Exercise aim: Look through the data below. Show each line where the string "JSON" occurs.
"""
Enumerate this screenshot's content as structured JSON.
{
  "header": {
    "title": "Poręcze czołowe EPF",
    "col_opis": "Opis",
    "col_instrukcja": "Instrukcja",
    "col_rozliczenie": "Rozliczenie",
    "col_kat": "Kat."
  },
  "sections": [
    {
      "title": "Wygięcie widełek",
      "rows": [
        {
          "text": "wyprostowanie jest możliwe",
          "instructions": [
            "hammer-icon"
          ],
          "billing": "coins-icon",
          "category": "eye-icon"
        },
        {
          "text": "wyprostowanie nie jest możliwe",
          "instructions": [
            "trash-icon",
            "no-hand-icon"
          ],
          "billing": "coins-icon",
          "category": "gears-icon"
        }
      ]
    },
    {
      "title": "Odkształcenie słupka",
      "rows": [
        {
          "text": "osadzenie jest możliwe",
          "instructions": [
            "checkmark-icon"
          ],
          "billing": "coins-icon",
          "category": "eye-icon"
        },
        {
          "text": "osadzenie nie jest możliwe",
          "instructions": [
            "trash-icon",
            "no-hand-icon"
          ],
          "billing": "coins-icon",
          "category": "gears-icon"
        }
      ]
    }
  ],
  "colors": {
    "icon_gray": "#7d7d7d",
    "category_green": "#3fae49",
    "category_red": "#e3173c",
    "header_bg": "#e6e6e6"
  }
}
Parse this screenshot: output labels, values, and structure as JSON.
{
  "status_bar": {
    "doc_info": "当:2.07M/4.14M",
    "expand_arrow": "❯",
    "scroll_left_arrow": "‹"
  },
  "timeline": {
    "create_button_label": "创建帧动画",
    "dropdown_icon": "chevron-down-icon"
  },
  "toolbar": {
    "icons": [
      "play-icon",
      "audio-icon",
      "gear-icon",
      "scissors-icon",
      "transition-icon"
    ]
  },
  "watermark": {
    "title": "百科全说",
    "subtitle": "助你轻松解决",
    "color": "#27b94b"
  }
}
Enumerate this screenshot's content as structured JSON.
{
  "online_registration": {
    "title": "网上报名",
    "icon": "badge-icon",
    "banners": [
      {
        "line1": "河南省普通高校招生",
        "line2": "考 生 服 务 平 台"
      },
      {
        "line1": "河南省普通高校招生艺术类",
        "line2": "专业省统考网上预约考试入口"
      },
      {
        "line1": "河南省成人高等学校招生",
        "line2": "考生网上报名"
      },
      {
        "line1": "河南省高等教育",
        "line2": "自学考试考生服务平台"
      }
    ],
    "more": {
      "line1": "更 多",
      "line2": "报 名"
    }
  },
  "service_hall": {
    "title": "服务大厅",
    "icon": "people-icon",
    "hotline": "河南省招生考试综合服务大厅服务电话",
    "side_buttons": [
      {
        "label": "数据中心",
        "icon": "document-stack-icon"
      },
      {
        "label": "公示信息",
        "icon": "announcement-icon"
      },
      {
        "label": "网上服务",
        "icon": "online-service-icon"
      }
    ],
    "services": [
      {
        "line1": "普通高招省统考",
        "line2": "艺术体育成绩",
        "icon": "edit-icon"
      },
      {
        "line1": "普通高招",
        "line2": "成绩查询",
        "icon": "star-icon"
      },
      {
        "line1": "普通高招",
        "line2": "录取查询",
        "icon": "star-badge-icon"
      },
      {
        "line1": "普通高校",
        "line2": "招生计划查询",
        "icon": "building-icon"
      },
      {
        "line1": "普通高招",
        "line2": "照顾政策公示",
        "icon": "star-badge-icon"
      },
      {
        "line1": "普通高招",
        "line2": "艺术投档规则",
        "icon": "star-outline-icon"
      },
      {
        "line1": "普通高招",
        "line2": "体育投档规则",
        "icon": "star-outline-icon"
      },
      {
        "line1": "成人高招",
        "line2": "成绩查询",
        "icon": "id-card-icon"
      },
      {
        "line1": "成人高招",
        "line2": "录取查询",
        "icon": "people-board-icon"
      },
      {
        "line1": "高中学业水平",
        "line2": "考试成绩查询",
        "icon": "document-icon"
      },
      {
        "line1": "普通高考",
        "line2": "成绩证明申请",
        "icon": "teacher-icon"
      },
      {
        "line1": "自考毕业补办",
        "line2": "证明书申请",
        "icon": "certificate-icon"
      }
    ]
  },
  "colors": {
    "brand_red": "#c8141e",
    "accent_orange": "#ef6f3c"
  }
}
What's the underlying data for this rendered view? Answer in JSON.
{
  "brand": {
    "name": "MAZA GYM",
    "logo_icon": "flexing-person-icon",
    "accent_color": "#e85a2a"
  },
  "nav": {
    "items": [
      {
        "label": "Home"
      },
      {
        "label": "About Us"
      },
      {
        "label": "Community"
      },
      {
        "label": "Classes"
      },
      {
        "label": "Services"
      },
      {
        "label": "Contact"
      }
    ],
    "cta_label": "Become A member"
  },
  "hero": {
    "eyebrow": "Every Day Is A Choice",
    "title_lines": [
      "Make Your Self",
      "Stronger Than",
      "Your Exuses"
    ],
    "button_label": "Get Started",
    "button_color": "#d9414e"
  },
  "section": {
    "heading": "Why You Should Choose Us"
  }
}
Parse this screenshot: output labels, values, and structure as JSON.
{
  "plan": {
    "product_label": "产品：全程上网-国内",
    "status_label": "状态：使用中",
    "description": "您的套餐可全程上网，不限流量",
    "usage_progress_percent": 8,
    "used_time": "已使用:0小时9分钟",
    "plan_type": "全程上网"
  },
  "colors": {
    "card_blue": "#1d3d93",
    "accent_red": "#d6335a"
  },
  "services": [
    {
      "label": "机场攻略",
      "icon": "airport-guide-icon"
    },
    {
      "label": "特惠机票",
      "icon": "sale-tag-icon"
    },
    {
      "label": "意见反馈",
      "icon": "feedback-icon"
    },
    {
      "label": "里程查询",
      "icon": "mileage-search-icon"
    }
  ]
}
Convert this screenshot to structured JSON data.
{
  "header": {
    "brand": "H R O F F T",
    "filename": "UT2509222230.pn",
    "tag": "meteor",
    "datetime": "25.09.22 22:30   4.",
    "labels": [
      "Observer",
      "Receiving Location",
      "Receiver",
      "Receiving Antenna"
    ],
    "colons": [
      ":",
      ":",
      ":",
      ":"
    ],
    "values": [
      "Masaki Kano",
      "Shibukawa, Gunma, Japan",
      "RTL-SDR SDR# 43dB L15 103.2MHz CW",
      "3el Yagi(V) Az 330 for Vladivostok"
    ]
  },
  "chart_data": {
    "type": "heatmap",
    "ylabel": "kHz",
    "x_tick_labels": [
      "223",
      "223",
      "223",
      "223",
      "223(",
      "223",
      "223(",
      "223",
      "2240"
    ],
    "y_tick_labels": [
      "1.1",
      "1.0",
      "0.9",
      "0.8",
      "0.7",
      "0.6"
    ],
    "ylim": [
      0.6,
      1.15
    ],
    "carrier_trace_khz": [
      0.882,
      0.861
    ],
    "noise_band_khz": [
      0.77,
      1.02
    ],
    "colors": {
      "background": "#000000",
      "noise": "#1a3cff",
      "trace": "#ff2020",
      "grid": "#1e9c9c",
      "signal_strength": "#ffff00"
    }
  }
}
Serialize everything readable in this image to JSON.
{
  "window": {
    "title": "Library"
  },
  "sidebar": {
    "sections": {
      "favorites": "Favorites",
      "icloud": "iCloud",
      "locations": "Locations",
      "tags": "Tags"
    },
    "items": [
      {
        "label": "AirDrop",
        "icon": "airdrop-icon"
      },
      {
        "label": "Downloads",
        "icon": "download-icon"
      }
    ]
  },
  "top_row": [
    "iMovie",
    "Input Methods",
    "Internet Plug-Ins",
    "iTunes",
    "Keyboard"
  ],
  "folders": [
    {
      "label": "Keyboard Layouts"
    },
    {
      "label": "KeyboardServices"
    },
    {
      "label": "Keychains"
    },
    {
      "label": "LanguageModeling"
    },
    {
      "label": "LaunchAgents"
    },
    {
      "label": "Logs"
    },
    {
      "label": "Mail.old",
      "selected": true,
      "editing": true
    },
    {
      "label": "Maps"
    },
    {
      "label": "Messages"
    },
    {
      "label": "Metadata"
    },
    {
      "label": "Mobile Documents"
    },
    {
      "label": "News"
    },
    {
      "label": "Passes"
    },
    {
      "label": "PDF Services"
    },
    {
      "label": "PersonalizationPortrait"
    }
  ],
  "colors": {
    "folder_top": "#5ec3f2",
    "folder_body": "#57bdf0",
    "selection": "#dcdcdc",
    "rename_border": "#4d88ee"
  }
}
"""
Task answer:
Enumerate this screenshot's content as structured JSON.
Parse this screenshot: output labels, values, and structure as JSON.
Enumerate this screenshot's content as structured JSON.
What's the underlying data for this rendered view? Answer in JSON.
Parse this screenshot: output labels, values, and structure as JSON.
Convert this screenshot to structured JSON data.
Serialize everything readable in this image to JSON.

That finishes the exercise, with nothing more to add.